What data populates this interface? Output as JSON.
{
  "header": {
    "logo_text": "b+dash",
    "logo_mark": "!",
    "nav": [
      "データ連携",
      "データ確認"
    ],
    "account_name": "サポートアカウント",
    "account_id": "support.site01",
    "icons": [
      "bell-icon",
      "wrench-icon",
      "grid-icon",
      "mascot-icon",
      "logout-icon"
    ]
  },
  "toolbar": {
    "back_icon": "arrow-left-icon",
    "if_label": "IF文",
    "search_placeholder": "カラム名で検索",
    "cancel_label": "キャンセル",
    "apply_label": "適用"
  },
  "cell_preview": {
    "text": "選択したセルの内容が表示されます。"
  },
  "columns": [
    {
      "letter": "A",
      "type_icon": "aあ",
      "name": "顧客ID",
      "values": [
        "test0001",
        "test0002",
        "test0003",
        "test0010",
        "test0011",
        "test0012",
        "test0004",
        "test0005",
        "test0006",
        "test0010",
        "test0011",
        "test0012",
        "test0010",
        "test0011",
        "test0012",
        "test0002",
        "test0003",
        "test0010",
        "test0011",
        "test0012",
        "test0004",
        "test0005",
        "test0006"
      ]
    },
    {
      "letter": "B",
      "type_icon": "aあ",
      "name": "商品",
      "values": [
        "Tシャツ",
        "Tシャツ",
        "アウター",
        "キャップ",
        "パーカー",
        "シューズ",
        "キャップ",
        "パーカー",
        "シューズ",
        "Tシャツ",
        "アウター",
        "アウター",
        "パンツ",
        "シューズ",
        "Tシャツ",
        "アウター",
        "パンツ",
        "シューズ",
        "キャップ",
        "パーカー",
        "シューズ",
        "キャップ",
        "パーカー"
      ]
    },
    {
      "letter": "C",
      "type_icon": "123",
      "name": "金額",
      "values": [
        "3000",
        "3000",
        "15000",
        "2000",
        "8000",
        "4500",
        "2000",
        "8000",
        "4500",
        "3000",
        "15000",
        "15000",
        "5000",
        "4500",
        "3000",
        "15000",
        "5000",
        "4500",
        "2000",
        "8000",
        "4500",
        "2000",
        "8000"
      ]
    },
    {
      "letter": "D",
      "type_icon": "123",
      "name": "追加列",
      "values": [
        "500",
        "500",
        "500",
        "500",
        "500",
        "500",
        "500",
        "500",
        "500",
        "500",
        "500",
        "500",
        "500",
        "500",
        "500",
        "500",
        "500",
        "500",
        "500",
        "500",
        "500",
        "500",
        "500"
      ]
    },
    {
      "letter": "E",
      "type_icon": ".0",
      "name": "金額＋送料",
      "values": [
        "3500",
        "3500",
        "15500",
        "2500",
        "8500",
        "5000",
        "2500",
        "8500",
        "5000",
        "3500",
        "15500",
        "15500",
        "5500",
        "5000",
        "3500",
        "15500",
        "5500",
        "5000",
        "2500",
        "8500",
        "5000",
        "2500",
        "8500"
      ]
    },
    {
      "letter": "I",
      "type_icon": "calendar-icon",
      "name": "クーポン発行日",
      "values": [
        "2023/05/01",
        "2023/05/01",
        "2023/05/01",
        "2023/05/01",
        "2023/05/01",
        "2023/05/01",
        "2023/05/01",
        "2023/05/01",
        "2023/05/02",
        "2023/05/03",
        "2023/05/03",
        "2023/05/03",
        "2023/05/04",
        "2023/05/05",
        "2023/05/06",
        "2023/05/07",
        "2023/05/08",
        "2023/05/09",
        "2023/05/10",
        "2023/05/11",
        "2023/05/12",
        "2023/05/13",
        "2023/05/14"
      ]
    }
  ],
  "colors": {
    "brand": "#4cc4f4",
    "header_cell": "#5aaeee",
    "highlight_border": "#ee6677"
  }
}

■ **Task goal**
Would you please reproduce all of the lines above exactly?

■ **Response to this task**
What data populates this interface? Output as JSON.
{
  "header": {
    "logo_text": "b+dash",
    "logo_mark": "!",
    "nav": [
      "データ連携",
      "データ確認"
    ],
    "account_name": "サポートアカウント",
    "account_id": "support.site01",
    "icons": [
      "bell-icon",
      "wrench-icon",
      "grid-icon",
      "mascot-icon",
      "logout-icon"
    ]
  },
  "toolbar": {
    "back_icon": "arrow-left-icon",
    "if_label": "IF文",
    "search_placeholder": "カラム名で検索",
    "cancel_label": "キャンセル",
    "apply_label": "適用"
  },
  "cell_preview": {
    "text": "選択したセルの内容が表示されます。"
  },
  "columns": [
    {
      "letter": "A",
      "type_icon": "aあ",
      "name": "顧客ID",
      "values": [
        "test0001",
        "test0002",
        "test0003",
        "test0010",
        "test0011",
        "test0012",
        "test0004",
        "test0005",
        "test0006",
        "test0010",
        "test0011",
        "test0012",
        "test0010",
        "test0011",
        "test0012",
        "test0002",
        "test0003",
        "test0010",
        "test0011",
        "test0012",
        "test0004",
        "test0005",
        "test0006"
      ]
    },
    {
      "letter": "B",
      "type_icon": "aあ",
      "name": "商品",
      "values": [
        "Tシャツ",
        "Tシャツ",
        "アウター",
        "キャップ",
        "パーカー",
        "シューズ",
        "キャップ",
        "パーカー",
        "シューズ",
        "Tシャツ",
        "アウター",
        "アウター",
        "パンツ",
        "シューズ",
        "Tシャツ",
        "アウター",
        "パンツ",
        "シューズ",
        "キャップ",
        "パーカー",
        "シューズ",
        "キャップ",
        "パーカー"
      ]
    },
    {
      "letter": "C",
      "type_icon": "123",
      "name": "金額",
      "values": [
        "3000",
        "3000",
        "15000",
        "2000",
        "8000",
        "4500",
        "2000",
        "8000",
        "4500",
        "3000",
        "15000",
        "15000",
        "5000",
        "4500",
        "3000",
        "15000",
        "5000",
        "4500",
        "2000",
        "8000",
        "4500",
        "2000",
        "8000"
      ]
    },
    {
      "letter": "D",
      "type_icon": "123",
      "name": "追加列",
      "values": [
        "500",
        "500",
        "500",
        "500",
        "500",
        "500",
        "500",
        "500",
        "500",
        "500",
        "500",
        "500",
        "500",
        "500",
        "500",
        "500",
        "500",
        "500",
        "500",
        "500",
        "500",
        "500",
        "500"
      ]
    },
    {
      "letter": "E",
      "type_icon": ".0",
      "name": "金額＋送料",
      "values": [
        "3500",
        "3500",
        "15500",
        "2500",
        "8500",
        "5000",
        "2500",
        "8500",
        "5000",
        "3500",
        "15500",
        "15500",
        "5500",
        "5000",
        "3500",
        "15500",
        "5500",
        "5000",
        "2500",
        "8500",
        "5000",
        "2500",
        "8500"
      ]
    },
    {
      "letter": "I",
      "type_icon": "calendar-icon",
      "name": "クーポン発行日",
      "values": [
        "2023/05/01",
        "2023/05/01",
        "2023/05/01",
        "2023/05/01",
        "2023/05/01",
        "2023/05/01",
        "2023/05/01",
        "2023/05/01",
        "2023/05/02",
        "2023/05/03",
        "2023/05/03",
        "2023/05/03",
        "2023/05/04",
        "2023/05/05",
        "2023/05/06",
        "2023/05/07",
        "2023/05/08",
        "2023/05/09",
        "2023/05/10",
        "2023/05/11",
        "2023/05/12",
        "2023/05/13",
        "2023/05/14"
      ]
    }
  ],
  "colors": {
    "brand": "#4cc4f4",
    "header_cell": "#5aaeee",
    "highlight_border": "#ee6677"
  }
}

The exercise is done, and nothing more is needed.